Review Rules On ‘Double Dipping’

When a West Virginia public school teacher retires and begins collecting a state pension, he or she is discouraged from going back to work in a full-time state job. Earnings over a certain relatively low limit mean cuts in pension payments.

That’s how it is for most state government employees. They are barred from what is known as “double dipping” – that is, collecting a full pension while also drawing a full government salary.

Not everyone in government service has to live by that rule, however. A few people who have held jobs in the judicial system benefit from loopholes.

Several former judges have retired, then gone back to work to earn both full salaries and full pensions.

One, as it was reported recently, is really raking in the cash.

He is former Cabell County Judge Dan O’Hanlon, who retired and is receiving about $95,000 a year in pension benefits. But after leaving the bench, O’Hanlon became a vice chancellor for the state’s higher education system, earning $120,000 a year.

O’Hanlon’s defenders point out he also is director of the state agency handling Internet access for college and university campuses, but doesn’t accept a salary for that position. In effect, he is saving the state lots of money. And no one has questioned the quality of his work.

Perhaps O’Hanlon is providing something of a bargain for the state – but across West Virginia, there are thousands of other retired public employees who probably could do the same – and who would be delighted to collect both full pensions and full salaries. If nothing else, their experience could be helpful.

But the rule against double dipping means that for nearly all of them, going back to work would cost them pension benefits. No doubt many of them resent having to live by one set of rules while a few other retirees benefit from loopholes in the double dipping ban.

And it may well be that some in government, such as school superintendents, wish the rule did not make it almost impossible for them to benefit from the experience and expertise they could obtain by bringing a few former employees out of retirement.

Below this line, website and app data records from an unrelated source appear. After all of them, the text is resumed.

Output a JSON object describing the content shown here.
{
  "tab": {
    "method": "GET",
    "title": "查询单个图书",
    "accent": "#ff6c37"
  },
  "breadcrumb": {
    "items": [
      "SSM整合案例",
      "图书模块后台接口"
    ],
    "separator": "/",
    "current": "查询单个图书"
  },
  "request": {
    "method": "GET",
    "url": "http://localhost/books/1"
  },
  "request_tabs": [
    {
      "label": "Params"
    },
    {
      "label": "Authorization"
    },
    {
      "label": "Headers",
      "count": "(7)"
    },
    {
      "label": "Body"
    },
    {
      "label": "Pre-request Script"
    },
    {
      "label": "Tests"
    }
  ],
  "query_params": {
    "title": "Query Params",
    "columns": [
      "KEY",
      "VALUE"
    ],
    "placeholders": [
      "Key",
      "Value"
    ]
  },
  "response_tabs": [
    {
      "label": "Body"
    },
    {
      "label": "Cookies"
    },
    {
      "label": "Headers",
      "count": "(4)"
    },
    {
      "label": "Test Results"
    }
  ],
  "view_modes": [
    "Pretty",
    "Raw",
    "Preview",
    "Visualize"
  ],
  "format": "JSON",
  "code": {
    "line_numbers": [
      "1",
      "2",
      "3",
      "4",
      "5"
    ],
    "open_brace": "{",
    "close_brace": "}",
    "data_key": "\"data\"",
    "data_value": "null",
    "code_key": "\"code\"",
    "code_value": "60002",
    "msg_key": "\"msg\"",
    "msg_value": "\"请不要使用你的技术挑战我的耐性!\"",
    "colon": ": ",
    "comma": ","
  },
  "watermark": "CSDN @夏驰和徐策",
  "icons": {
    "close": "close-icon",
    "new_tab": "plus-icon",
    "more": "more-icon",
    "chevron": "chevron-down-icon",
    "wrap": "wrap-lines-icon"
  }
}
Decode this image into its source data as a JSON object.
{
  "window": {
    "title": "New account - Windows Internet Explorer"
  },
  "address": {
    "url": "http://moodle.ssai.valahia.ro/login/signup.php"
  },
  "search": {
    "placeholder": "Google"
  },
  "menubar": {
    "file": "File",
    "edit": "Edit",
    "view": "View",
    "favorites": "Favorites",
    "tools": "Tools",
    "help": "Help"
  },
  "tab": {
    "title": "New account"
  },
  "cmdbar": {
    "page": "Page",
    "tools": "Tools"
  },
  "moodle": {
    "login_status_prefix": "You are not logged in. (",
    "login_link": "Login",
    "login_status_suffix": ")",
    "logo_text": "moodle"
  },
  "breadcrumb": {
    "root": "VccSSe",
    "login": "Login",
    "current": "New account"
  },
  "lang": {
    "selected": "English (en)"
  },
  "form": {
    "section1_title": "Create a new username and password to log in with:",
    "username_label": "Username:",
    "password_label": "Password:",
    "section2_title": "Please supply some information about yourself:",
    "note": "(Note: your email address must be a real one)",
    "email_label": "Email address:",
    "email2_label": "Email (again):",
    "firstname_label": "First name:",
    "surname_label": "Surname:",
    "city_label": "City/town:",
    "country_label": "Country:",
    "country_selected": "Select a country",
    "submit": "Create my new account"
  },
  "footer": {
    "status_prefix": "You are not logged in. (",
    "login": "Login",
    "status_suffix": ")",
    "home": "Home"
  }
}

State legislators should take another look at the rules on retirement benefits. If changes are desirable, they should be adopted – but the primary goal of a review should be to ensure that everyone plays by the same rule book.